Philosophy Society 2013-2014
Guy Kahane (Oxford)
History and Non-Identity
When we look back at history, we find a long list of calamities—horrific violence, barbarity and catastrophe. When we look back at these past tragedies, we cannot help but feel sadness and regret. By contrast, most of us are glad that we, and those we care about, exist. But on reflection, we can see that these two attitudes are in tension. If things had taken a different, and better turn, and these past tragedies were somehow averted, then you and I would almost certainly not be here. If we regret past tragedies, can we still be glad that we exist? And if we are glad that we exist, must we stop regretting even the most horrific of past evils?

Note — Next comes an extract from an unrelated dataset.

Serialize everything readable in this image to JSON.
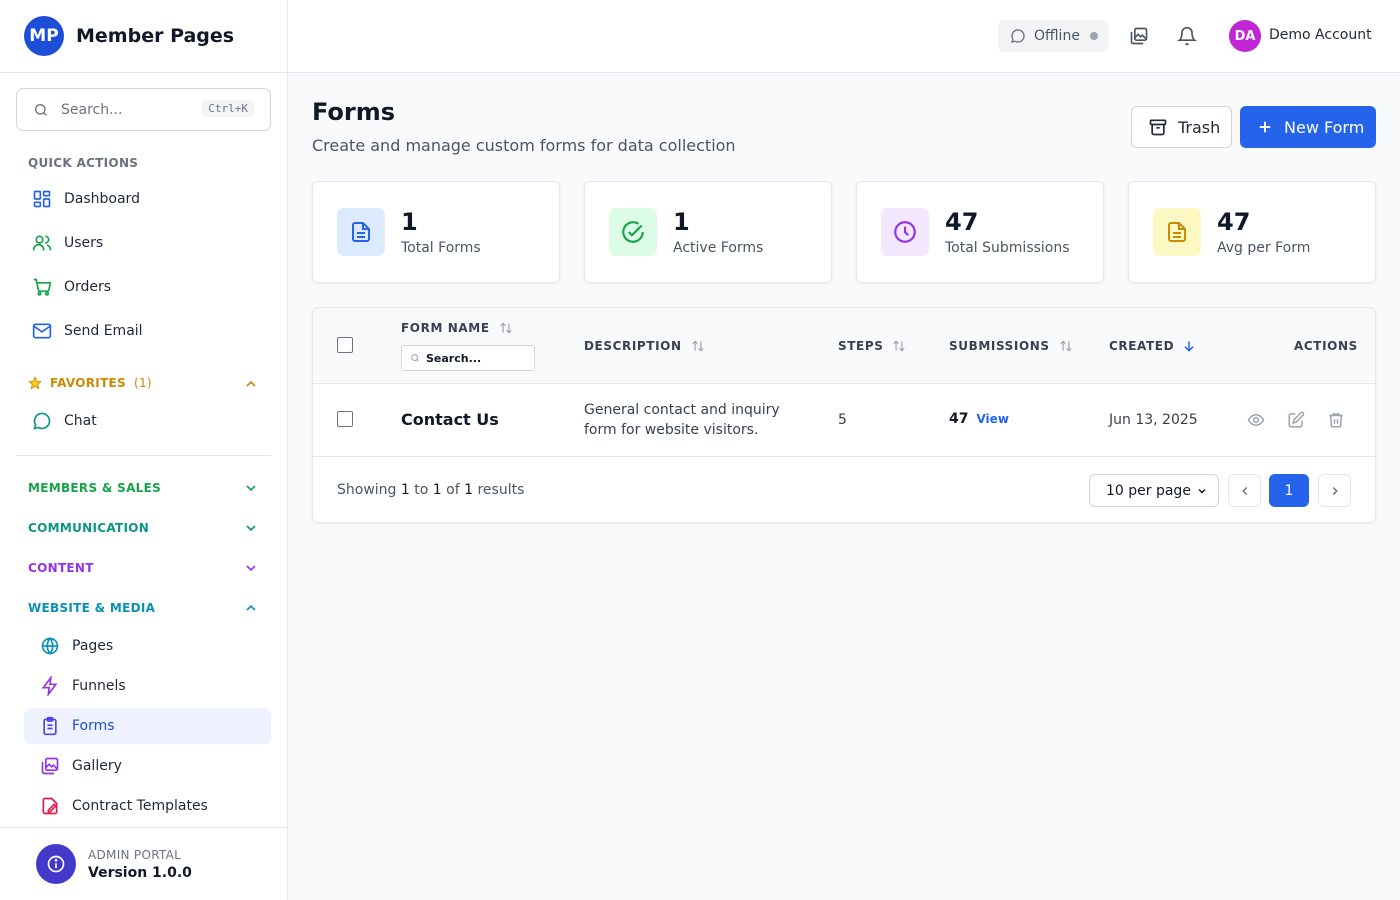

Leibniz first drew attention to this tension, and it has been discussed more recently by Robert Adams and Saul Smilansky. In a sense, it’s an instance of Parfit’s non-identity problem, applied to the past instead of the future. In this talk, I will explain how this tension arises, and show that it merely reflects an even deeper problem inherent in history itself: when we think of one possible course of history as better than another, and when we ascribe value or significance to actual historical events, our claims are ambiguous between conflicting impersonal and person-affecting senses. But the impersonal perspective leads to an absurd and unpleasant view of the past. And on a person-affecting perspective—a perspective that cares for the people who had actually lived, loved, and suffered—there is only a limited way in which the past could have been better. I will end with remarks relating this problem to the question of why and how history matters.